    Do you mean competitors like Intel's ARC A380 which was just released in China only and cost more than AMD 6400 and is slower?

    Unlike Intel, however, at least AMD didn't build a bunch of hype around the 6400.

    Loved the sub heading on the articles, harsh but true :giggle:
    Reply
  • magbarn
    JarredWaltonGPU said:
    I'm not sure the A380 actually costs more than the RX 6400, and it has 2GB more VRAM, much better codec support... but questionable drivers at present. Yeah, it's not great, and the China-only business does not inspire any confidence in me whatsoever. But the theoretical price of the A380 is supposed to be under $150 as I understand things. And if Intel ever wants to be a real player in the GPU space, it absolutely has to fix the driver situation, which is something it knows and is working on. I'm pretty sure a big part of the delayed US launch is to give the driver teams three extra months of debugging and fixing. We'll find out in the next two months... But yes, I'm looking to be underwhelmed by first generation Arc performance. I'm also very hopeful that Intel will keep iterating and actually close the gap with AMD and Nvidia over time, because it would be great to have a third serious player in the GPU market.

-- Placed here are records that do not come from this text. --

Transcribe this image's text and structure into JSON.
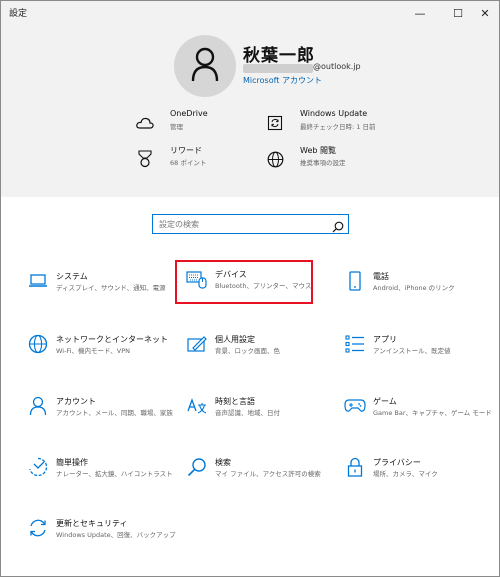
{
  "window": {
    "title": "設定",
    "minimize": "—",
    "maximize": "☐",
    "close": "✕"
  },
  "account": {
    "name": "秋葉一郎",
    "email": "@outlook.jp",
    "account_type": "Microsoft アカウント"
  },
  "header_items": [
    {
      "title": "OneDrive",
      "subtitle": "管理",
      "icon": "cloud-icon"
    },
    {
      "title": "Windows Update",
      "subtitle": "最終チェック日時: 1 日前",
      "icon": "sync-icon"
    },
    {
      "title": "リワード",
      "subtitle": "68 ポイント",
      "icon": "medal-icon"
    },
    {
      "title": "Web 閲覧",
      "subtitle": "推奨事項の設定",
      "icon": "globe-icon"
    }
  ],
  "search": {
    "placeholder": "設定の検索"
  },
  "categories": [
    {
      "title": "システム",
      "subtitle": "ディスプレイ、サウンド、通知、電源",
      "icon": "laptop-icon"
    },
    {
      "title": "デバイス",
      "subtitle": "Bluetooth、プリンター、マウス",
      "icon": "keyboard-icon"
    },
    {
      "title": "電話",
      "subtitle": "Android、iPhone のリンク",
      "icon": "phone-icon"
    },
    {
      "title": "ネットワークとインターネット",
      "subtitle": "Wi-Fi、機内モード、VPN",
      "icon": "globe-icon"
    },
    {
      "title": "個人用設定",
      "subtitle": "背景、ロック画面、色",
      "icon": "paint-icon"
    },
    {
      "title": "アプリ",
      "subtitle": "アンインストール、既定値",
      "icon": "apps-list-icon"
    },
    {
      "title": "アカウント",
      "subtitle": "アカウント、メール、同期、職場、家族",
      "icon": "person-icon"
    },
    {
      "title": "時刻と言語",
      "subtitle": "音声認識、地域、日付",
      "icon": "language-icon"
    },
    {
      "title": "ゲーム",
      "subtitle": "Game Bar、キャプチャ、ゲーム モード",
      "icon": "gamepad-icon"
    },
    {
      "title": "簡単操作",
      "subtitle": "ナレーター、拡大鏡、ハイコントラスト",
      "icon": "accessibility-icon"
    },
    {
      "title": "検索",
      "subtitle": "マイ ファイル、アクセス許可の検索",
      "icon": "search-icon"
    },
    {
      "title": "プライバシー",
      "subtitle": "場所、カメラ、マイク",
      "icon": "lock-icon"
    },
    {
      "title": "更新とセキュリティ",
      "subtitle": "Windows Update、回復、バックアップ",
      "icon": "update-icon"
    }
  ],
  "colors": {
    "accent": "#0078d7",
    "highlight": "#e81123",
    "header_bg": "#f2f2f2"
  }
}
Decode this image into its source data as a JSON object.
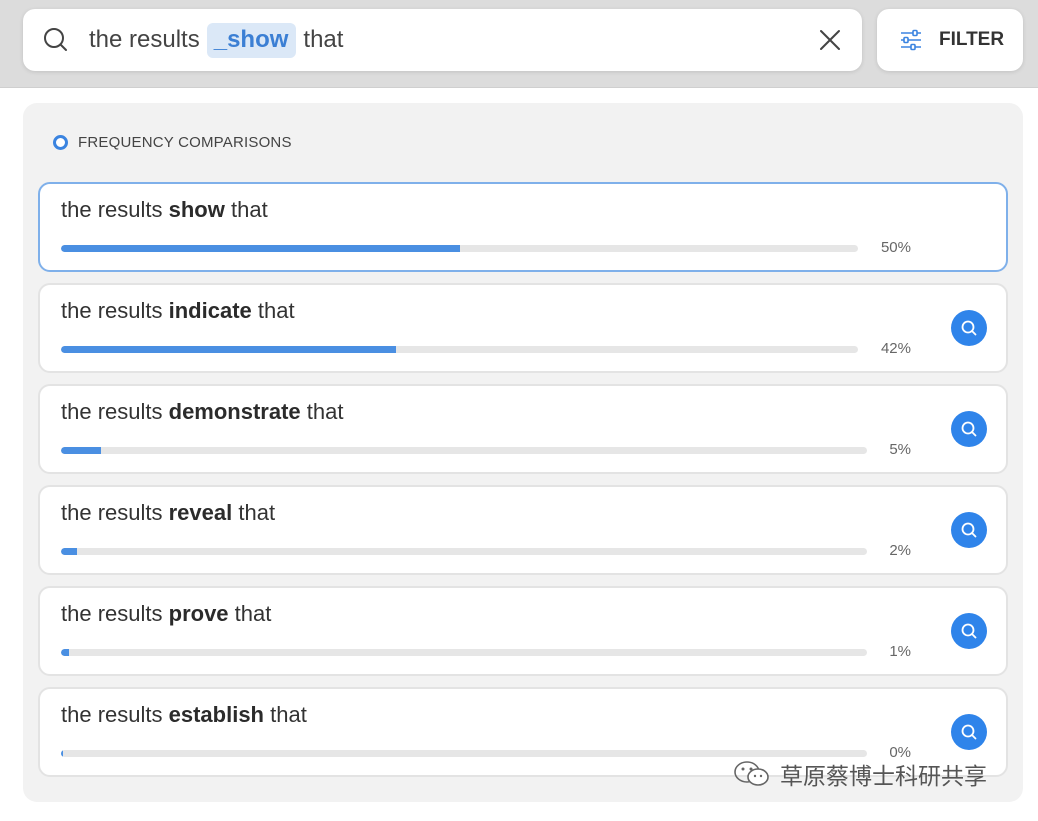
{
  "search": {
    "prefix": "the results",
    "chip": "_show",
    "suffix": "that"
  },
  "filter": {
    "label": "FILTER"
  },
  "section": {
    "title": "FREQUENCY COMPARISONS"
  },
  "results": [
    {
      "before": "the results",
      "word": "show",
      "after": "that",
      "percent_label": "50%",
      "fraction": 0.5,
      "selected": true
    },
    {
      "before": "the results",
      "word": "indicate",
      "after": "that",
      "percent_label": "42%",
      "fraction": 0.42,
      "selected": false
    },
    {
      "before": "the results",
      "word": "demonstrate",
      "after": "that",
      "percent_label": "5%",
      "fraction": 0.05,
      "selected": false
    },
    {
      "before": "the results",
      "word": "reveal",
      "after": "that",
      "percent_label": "2%",
      "fraction": 0.02,
      "selected": false
    },
    {
      "before": "the results",
      "word": "prove",
      "after": "that",
      "percent_label": "1%",
      "fraction": 0.01,
      "selected": false
    },
    {
      "before": "the results",
      "word": "establish",
      "after": "that",
      "percent_label": "0%",
      "fraction": 0.003,
      "selected": false
    }
  ],
  "watermark": {
    "text": "草原蔡博士科研共享"
  },
  "colors": {
    "accent": "#3b84e0",
    "bar": "#4a8fe2",
    "lookup": "#2f84ea"
  },
  "icons": {
    "search": "search-icon",
    "clear": "close-icon",
    "filter": "sliders-icon",
    "lookup": "search-icon"
  }
}
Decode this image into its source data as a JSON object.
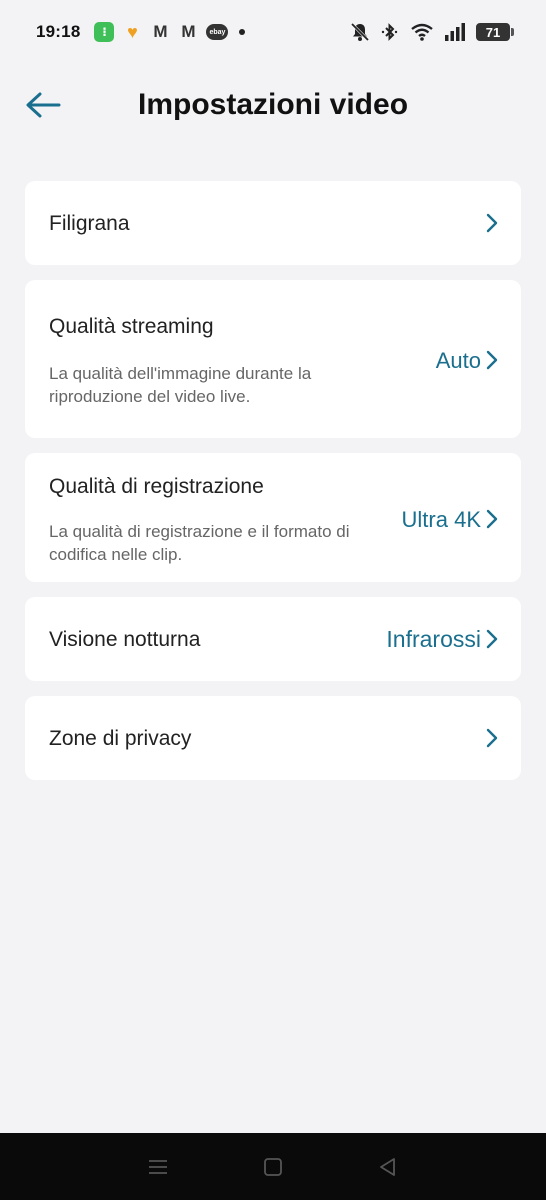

    Too bad for Intel as the train has already left the station. Knowing Intel, if Arc is a dud, they'll fire the whole team and we'll be back to the duopoly again. If they just started 6 months ago, Intel would've been as a savior of GPU market. Here's hoping that they give their GPU division at least 3 generations to catch up and get sizable market share.
    Reply